Objective: To investigate evolution of cerebral arteriopathy in children with arterial ischemic stroke (AIS) and its influence on recurrence.
Methods: Arteriopathy severity was graded on serial magnetic resonance angiograms from 50 children with first AIS; diagnostic categories were assigned.
Results: Arteriopathy affected 72 arteries in 43 of 50 children. Five had clinical recurrence, with reinfarction in four; another had clinically silent reinfarction. Twelve children (24%; 4 with recurrence) had progressive arteriopathy. Arteriopathy improved in 24 patients (including 1 with recurrent transient ischemic attacks) and was stable in 7 patients. Magnetic resonance angiograms remained normal in seven patients; one had recurrent stroke. Diagnoses were transient cerebral arteriopathy (n = 24), chronic cerebral arteriopathy (n = 11), arterial dissection (n = 3), possible moyamoya (n = 2), primary moyamoya (n = 1), dysplastic arteriopathy (n = 1), and cerebral vasculitis (n = 1). Some of the first two categories could represent thromboembolic arterial occlusion with recanalization.
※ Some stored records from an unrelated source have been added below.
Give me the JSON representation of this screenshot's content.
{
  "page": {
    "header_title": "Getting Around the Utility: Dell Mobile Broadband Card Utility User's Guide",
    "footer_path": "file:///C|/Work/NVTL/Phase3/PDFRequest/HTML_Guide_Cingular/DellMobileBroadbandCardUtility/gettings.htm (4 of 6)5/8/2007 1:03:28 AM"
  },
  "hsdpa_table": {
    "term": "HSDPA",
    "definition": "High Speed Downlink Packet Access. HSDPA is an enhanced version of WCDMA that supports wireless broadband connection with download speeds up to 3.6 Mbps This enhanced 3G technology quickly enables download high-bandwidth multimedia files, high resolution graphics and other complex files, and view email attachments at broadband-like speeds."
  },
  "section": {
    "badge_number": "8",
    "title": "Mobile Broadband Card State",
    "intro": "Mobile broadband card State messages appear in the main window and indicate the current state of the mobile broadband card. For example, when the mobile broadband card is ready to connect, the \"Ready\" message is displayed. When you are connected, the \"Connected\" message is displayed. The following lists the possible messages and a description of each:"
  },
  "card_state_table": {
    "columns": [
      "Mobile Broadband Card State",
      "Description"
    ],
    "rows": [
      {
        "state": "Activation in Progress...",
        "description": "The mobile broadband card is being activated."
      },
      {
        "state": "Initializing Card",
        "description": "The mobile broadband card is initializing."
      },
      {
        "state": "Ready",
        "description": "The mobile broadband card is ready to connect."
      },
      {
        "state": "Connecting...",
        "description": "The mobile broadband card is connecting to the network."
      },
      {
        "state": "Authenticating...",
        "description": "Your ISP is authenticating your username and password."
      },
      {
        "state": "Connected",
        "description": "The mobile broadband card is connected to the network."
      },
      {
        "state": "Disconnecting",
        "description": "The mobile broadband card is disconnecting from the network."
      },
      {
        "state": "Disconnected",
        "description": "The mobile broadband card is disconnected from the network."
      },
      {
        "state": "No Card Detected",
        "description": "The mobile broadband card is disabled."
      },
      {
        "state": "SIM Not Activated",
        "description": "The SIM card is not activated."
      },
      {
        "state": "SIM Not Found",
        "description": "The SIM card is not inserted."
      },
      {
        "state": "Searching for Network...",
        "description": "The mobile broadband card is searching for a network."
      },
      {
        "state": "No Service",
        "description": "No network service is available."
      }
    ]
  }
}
The hazard of recurrence was three times higher when arterial disease had progressed (Cox regression hazard ratio, 3.2; 95% confidence intervals, 0.5-20.3; p = 0.22). After adjustment for age and number of AIS risk factors, the hazard ratio was 3.1 (95% confidence interval, 0.4-22.2; p = 0.27).
Interpretation: Arteriopathy frequently progresses after childhood AIS. Further studies are needed to examine the relationship between progressive arteriopathy and recurrence.